One way the legal profession can widen its appeal is by welcoming entrants from across society.
One of the most disturbing myths is that all lawyers are male, pale and stale!
The ‘male’ bit has changed to some extent over the last few years. There are about as many women qualifying as solicitors as men. But there remains a big difference at the top where senior positions are still dominated by men. In a 2011 survey most women lawyers felt that they were paid less than their male counterparts and this is probably true
Hopefully that will change as the women who have come into the law in the last ten years become a bigger influence.
It is interesting that the report on trust that I mentioned yesterday showed a particularly poor result in black and minority ethnic groups.
One very positive initiative here is the Law Society’s Inclusion Charter. Signatories to the charter are committed to a profession which is inclusive, by working together to develop recruitment, development and other projects which promote this agenda.
I have been proud to have my firm’s name included in the charter.
This is only a small step but it is something positive.
It was also encouraging to see the Law Society taking an active role in the London Pride Event in July this year. Law Firms – including EAD were also well represented at the Liverpool event last week.
But there is still a long way to go. BME groups are massively under represented in the law. This is one area where there needs to be a major drive to encourage students from these groups to become lawyers. This isn’t easy. It is hard enough to qualify in the law because of eye watering student fees, the recession and the abolition of a minimum salary for trainees.

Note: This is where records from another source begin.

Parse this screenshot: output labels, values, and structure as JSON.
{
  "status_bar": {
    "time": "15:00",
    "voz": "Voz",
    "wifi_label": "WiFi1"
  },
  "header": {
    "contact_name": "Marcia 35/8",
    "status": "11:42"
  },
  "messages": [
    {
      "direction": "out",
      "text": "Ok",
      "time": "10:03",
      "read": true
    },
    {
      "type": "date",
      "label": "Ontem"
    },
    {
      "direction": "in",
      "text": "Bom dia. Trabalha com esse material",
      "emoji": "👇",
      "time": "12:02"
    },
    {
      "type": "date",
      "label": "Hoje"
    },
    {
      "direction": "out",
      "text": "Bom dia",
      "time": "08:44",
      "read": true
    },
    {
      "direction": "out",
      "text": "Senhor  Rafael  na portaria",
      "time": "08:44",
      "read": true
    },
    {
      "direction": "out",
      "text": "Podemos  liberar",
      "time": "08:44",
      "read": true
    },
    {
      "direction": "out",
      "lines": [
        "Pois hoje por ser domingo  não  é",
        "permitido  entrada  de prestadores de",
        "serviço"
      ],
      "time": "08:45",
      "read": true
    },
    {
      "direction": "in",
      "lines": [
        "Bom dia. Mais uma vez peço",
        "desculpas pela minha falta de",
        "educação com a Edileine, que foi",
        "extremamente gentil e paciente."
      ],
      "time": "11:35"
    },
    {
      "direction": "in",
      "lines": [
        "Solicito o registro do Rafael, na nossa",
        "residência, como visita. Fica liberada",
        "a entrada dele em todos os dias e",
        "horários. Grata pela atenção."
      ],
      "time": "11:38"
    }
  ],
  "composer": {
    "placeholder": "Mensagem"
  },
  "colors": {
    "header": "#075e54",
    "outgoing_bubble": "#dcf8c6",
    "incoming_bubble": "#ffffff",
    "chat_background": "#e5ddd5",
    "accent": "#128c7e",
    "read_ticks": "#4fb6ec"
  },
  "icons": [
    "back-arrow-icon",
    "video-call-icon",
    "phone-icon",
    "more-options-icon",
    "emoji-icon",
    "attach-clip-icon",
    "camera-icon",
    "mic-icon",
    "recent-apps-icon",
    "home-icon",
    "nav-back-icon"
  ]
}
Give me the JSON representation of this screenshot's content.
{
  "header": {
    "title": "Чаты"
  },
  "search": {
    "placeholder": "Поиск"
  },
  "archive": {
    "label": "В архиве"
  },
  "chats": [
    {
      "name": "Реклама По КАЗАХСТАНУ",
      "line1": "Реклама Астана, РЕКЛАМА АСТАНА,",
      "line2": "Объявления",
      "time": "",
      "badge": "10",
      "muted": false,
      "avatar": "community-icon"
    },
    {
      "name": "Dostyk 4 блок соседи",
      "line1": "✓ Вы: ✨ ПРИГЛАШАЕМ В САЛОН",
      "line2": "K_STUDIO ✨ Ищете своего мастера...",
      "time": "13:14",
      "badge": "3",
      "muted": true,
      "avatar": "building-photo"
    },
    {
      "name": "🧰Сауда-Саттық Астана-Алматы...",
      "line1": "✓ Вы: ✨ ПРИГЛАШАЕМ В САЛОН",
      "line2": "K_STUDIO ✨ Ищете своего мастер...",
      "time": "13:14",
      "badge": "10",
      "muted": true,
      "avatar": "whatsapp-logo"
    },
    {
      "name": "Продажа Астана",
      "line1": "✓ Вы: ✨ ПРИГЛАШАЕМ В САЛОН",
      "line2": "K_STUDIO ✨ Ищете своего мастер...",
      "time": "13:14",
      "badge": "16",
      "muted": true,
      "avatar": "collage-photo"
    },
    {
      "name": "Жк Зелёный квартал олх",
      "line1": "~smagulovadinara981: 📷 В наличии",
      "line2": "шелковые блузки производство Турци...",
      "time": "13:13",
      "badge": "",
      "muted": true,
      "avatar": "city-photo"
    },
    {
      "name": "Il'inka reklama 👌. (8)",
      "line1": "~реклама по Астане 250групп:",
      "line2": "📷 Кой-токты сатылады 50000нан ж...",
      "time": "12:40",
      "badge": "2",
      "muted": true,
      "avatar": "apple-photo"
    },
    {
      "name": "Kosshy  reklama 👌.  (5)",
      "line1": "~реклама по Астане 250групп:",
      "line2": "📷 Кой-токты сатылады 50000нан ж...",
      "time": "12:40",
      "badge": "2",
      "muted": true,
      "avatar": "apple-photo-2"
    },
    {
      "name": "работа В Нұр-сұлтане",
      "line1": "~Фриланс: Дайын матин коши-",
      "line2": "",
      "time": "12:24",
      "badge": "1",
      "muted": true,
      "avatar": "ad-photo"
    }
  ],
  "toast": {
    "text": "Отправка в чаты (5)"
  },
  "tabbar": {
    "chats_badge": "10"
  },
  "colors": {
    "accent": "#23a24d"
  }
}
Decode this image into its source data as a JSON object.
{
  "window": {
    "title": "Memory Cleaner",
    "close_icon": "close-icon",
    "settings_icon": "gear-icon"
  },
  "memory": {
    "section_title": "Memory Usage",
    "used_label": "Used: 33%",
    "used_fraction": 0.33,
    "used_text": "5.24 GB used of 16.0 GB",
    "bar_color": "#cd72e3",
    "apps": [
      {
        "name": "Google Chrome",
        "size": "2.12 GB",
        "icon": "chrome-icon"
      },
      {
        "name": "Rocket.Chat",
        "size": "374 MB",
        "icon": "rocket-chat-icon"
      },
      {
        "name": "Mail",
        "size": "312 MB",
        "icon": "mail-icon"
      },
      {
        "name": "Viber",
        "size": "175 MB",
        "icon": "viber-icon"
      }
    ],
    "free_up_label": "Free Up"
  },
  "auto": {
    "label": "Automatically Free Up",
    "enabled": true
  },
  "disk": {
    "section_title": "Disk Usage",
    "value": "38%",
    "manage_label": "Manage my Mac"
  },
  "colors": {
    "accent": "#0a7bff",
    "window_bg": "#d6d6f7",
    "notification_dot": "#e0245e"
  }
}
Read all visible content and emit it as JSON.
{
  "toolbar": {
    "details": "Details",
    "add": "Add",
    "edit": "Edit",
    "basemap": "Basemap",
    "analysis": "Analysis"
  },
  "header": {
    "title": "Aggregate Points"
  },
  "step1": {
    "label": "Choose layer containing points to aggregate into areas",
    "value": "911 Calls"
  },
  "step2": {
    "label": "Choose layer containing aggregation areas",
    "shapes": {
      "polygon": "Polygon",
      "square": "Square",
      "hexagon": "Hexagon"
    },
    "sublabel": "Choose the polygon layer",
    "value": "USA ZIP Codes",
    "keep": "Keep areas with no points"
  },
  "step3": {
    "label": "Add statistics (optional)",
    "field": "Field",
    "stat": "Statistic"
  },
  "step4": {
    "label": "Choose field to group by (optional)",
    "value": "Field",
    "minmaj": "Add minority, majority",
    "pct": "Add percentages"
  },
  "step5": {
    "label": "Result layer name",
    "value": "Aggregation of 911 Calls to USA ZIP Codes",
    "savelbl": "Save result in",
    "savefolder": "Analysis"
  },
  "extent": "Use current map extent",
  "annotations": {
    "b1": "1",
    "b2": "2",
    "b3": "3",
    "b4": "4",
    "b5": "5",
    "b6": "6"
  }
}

But there needs to be a particular emphasis on making it easier for talented students from all areas of life to become lawyers.
Maybe then we can say that we represent society as a whole. This again will do much to increase trust across the board.
Equality And Diversity